The 80s suffered too much from political correctness because of concerns of "TV violence", etc. The real renaissance happened in the early 90s when a lot of shows were created that no longer talked down to the audience like so much of the 80s fare did. Shows like "Ren and Stimpy" broke a lot of taboos and opened the way for a lot of really good stuff that wasn't just dumb kids' stuff. OK, maybe it was still dumb, but it was _good_ dumb.
"The Jetsons" only lasted one season in the 60s. They made more in the 80s, keeping the show more or less the same. The new episodes weren't as good as the original, but they were at least less dated.
The original Flintstones show ran in prime-time for 5 seasons, but has been in reruns for the 50 years since. However, they made a number of spin-offs for Saturday morning, most of which were not very good (perhaps none of them were very good, I don't recall). I think they were making new Flintstones shows even up into the 80s, although I'm sure Wiki can tell you the details.
So you didn't watch Rocky & Bullwinkle and Roger Ramjet, or you were too young to get the Cold War satire?
Those shows were brilliant, but they were the exception rather than the rule.
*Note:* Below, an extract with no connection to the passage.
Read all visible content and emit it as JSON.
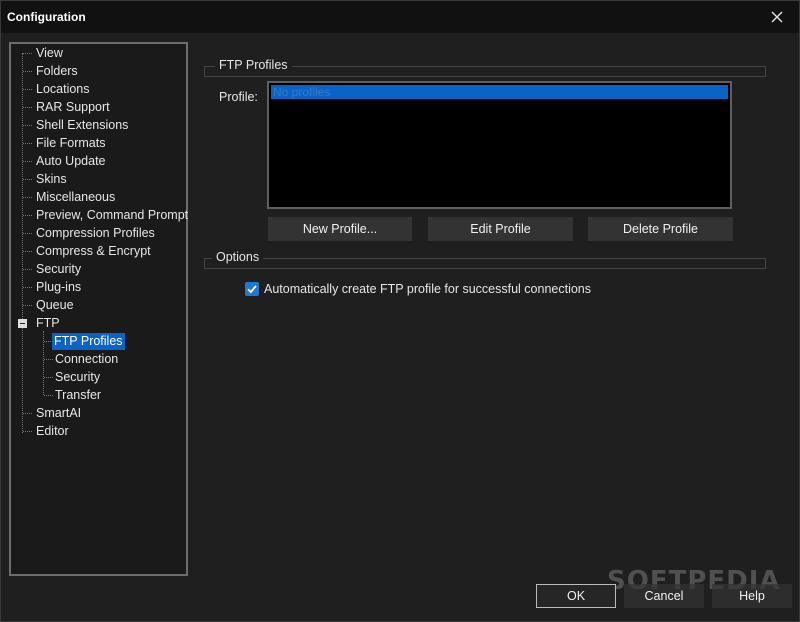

There's good "Christian" music out there. The difference is that it made by accomplished and talented musicians who choose to make music with a Christian theme, because that's the kind of music they want to make. I think most Christian music is made by people who chose the medium to create the message, as opposed to people who had mastered the medium and decided to use it for the message. Of course, this is no different from any other kind of music... Sturgeon's Law law applies here just like everywhere else.
Remember the old Spider Man or Star Trek cartoons?
Yeah, having watched the 1960s version of Spider-Man was quite a letdown. It wasn't that good, and started really getting weird when Bakshi got more involved. On the other hand, the music was great and the theme song remains, in my opinion, one of the best ever.
The Star Trek animated series on the other hand was a different beast. Yes, the production values were really cheap, but the stories were generally very good, and the writers included several people who wrote for the Original Series, and other prominent SF writers like Larry Niven. Plus, it did have the original cast doing the voice-acting, which was a definite plus.
Poorly drawn, badly scored, badly scripted, and almost uniformly missing the hilarious innuendo and subtleties that were present in your typical 'toon from the nineteen-fifites and -sixties.
Warner Brothers cartoons and the successful Hanna-Barbera cartoons you mentioned were not typical cartoons in that era. The typical cartoon in that era _was_ "poorly drawn, badly scored, badly scripted and totally missing in any innuendo and subtleties", often a lot worse than what you see today, in fact.
It only seems different because we only remember the 10% of cartoons from that era that were actually good... you know... like the ones you mentioned.
TV quality does ebb and wane, but it really wasn't such a stark difference as you portray. There was a lot of crap back then too.
Well, that's appropriate because Windows 8, with its limited palette and ugly "Flat" UI looks like Windows 2.
NT 3.51 was one of the most stable OSes I've ever used, if not the most stable. NT 4 was still pretty good, minus the even number service packs. Windows 2000 was excellent, minus Explorer, which for me usually crashed within an hour of a fresh install. I always liked XP once you turned on the Playskool theme. Nothing since XP has impressed me. Just more bloat, and more effort to get it to look and act like it used to.
Ten will have a start button. How will it be different from Vista or XP?
It will be uglier, for one thing. You can count on that.